> **Assignment**:
Work through the records below and copy every line that includes "BOX配置".

─── Exercise materials ───

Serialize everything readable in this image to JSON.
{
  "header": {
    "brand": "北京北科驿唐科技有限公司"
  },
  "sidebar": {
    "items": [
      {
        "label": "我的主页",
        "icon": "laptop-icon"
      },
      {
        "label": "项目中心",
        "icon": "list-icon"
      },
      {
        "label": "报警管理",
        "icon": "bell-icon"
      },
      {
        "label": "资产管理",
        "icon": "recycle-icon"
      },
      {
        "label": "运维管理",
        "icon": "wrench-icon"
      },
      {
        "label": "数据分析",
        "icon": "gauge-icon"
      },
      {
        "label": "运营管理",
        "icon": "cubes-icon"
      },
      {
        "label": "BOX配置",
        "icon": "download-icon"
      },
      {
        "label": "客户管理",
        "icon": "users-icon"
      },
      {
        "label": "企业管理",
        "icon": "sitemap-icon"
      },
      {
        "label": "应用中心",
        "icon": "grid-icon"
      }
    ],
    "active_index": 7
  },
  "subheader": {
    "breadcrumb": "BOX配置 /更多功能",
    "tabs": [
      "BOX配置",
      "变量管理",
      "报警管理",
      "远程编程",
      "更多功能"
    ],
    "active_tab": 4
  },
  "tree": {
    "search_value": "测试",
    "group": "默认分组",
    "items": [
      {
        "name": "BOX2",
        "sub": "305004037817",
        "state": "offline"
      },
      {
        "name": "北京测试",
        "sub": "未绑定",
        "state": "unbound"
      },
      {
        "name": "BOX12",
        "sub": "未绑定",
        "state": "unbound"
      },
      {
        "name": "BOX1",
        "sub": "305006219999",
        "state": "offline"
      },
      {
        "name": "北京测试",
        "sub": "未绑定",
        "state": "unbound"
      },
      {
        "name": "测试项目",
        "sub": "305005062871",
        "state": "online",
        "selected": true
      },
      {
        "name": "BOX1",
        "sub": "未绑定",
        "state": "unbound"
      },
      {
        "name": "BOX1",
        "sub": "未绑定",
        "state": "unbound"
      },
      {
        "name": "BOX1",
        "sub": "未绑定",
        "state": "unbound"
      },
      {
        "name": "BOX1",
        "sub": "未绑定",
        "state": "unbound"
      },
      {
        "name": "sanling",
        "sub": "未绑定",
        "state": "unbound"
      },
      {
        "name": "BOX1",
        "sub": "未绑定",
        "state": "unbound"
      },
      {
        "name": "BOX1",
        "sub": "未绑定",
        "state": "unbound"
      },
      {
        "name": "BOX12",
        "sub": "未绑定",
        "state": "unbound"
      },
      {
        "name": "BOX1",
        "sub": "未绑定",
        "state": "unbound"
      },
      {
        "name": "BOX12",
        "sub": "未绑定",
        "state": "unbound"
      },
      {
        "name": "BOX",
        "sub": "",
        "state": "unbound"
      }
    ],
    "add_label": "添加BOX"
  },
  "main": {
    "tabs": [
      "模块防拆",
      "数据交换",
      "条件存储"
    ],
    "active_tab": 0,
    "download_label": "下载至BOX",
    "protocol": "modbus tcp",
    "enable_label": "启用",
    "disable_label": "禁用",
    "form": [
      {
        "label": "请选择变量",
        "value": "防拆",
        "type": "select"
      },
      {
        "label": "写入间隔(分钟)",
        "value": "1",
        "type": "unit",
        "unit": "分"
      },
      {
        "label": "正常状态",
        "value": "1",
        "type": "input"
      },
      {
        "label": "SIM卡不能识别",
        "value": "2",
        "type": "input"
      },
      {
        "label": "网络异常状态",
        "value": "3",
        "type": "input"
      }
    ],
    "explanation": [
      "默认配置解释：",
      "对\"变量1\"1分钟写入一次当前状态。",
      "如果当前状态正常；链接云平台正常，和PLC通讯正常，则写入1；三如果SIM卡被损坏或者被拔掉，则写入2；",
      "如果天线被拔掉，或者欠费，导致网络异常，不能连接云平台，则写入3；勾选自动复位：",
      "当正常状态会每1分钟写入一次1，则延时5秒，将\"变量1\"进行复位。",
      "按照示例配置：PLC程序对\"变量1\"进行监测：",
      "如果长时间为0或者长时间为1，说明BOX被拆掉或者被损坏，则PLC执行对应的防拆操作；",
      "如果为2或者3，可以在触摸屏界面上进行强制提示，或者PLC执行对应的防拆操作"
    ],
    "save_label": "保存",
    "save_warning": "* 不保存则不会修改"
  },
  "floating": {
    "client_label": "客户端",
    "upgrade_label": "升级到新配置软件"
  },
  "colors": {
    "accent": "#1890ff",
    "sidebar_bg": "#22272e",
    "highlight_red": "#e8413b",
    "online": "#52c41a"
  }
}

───

> **Reply**:
        "label": "BOX配置",
    "breadcrumb": "BOX配置 /更多功能",
      "BOX配置",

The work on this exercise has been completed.